Then we did. Those moments felt even bigger and more unexpected because they were real, not just dreams in participants’ heads. We did it. (We’ll leave what “it” was vague here, as it varied from night to night, participant to participant and, well, not all of it was entirely family-friendly).
We left our audiences feeling as if they truly had their dreams fulfilled—even if they were dreams they never really had in the first place. We left them in a blurry daze of their choosing, having just experienced something truly memorable.
Instead of saying, “There’s no way you can do that,” they left saying, “I can’t believe you did that!” Then they quietly followed that statement with, “Do even more next time…”
No two people’s experiences were exactly identical in “A Study of Dreams,” allowing them to swap stories if they wished; the sharing opened the door to even more speculation about what is and isn’t possible in the future. And, from now on, when we say “anything” is possible, people will truly believe it—and will return to see just what “anything” could be.

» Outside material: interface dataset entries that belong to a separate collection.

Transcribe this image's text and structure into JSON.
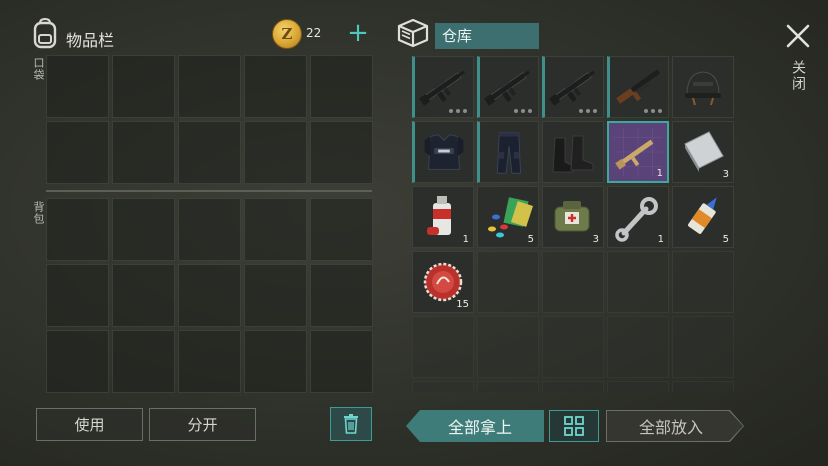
{
  "inventory": {
    "title": "物品栏",
    "coins": "22",
    "pocket_label": "口袋",
    "backpack_label": "背包",
    "pocket_rows": 2,
    "backpack_rows": 3,
    "cols": 5
  },
  "warehouse": {
    "title": "仓库",
    "items": [
      {
        "name": "assault-rifle",
        "qty": "",
        "dots": 3
      },
      {
        "name": "assault-rifle",
        "qty": "",
        "dots": 3
      },
      {
        "name": "assault-rifle",
        "qty": "",
        "dots": 3
      },
      {
        "name": "shotgun",
        "qty": "",
        "dots": 3
      },
      {
        "name": "helmet",
        "qty": ""
      },
      {
        "name": "police-vest",
        "qty": ""
      },
      {
        "name": "tactical-pants",
        "qty": ""
      },
      {
        "name": "combat-boots",
        "qty": ""
      },
      {
        "name": "rifle-blueprint",
        "qty": "1"
      },
      {
        "name": "metal-sheet",
        "qty": "3"
      },
      {
        "name": "spray-paint",
        "qty": "1"
      },
      {
        "name": "colored-pills",
        "qty": "5"
      },
      {
        "name": "medkit-bag",
        "qty": "3"
      },
      {
        "name": "wrench",
        "qty": "1"
      },
      {
        "name": "glue-tube",
        "qty": "5"
      },
      {
        "name": "bottle-cap",
        "qty": "15"
      }
    ]
  },
  "buttons": {
    "use": "使用",
    "split": "分开",
    "take_all": "全部拿上",
    "put_all": "全部放入",
    "close": "关闭"
  },
  "colors": {
    "accent": "#3e7c7a",
    "teal_highlight": "#3ea7a0",
    "blueprint_purple": "#5a4378"
  }
}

Write your scripts—and then break them. Give your audience control—and then take it away. Create memorable moments through strategic use of surprises that allow your patrons to feel real emotions and form bonds with you, the creator.
In the process, you’ll consistently shatter expectations and find loyal audiences for life.
- Memorable experiences not only make audiences want to return but make them want to relive the experience by re-telling their story to friends, thereby becoming ambassadors for your business.
- It takes far more effort to plan a good surprise than it does to plan the obvious. And it takes even more effort than that to plan a “strategic” surprise.
- A strategic surprise isn’t necessarily a twist, though it can be.
- The best strategic surprise is one that every guest understands, has an emotional connection to, and leaves thinking about as one of the most memorable moments of that experience.
- Give players complete control, and they’ll quickly act like gods.
- Only by toying with a participant’s degree of agency will you ever make them truly feel they have any agency at all.
- Deliver on the ‘What If’ moments.
- How would you describe ‘Strategic Surprise’ and ‘Breaking the Script’?
- To break the script, is it a good idea to include several changes or only one, and why?
- Give specific examples of how Ricky used both Strategic Surprise and Breaking the Script.
- Describe the role of agency in guest engagement. Why isn’t it a good thing to give guests complete control?
- What was the last thing that surprised you at an attraction?
- Describe the characteristics of that surprising experience. Did the experience share anything with Ricky’s examples?
- How can you adapt Strategic Surprise to create a different experience at your attraction using the principles above?
Ricky Brigante is Producer & Technical Director at Pseudonym Productions in Orlando, Florida. He’s also the Founder of Inside the Magic, a leading voice on themed entertainment.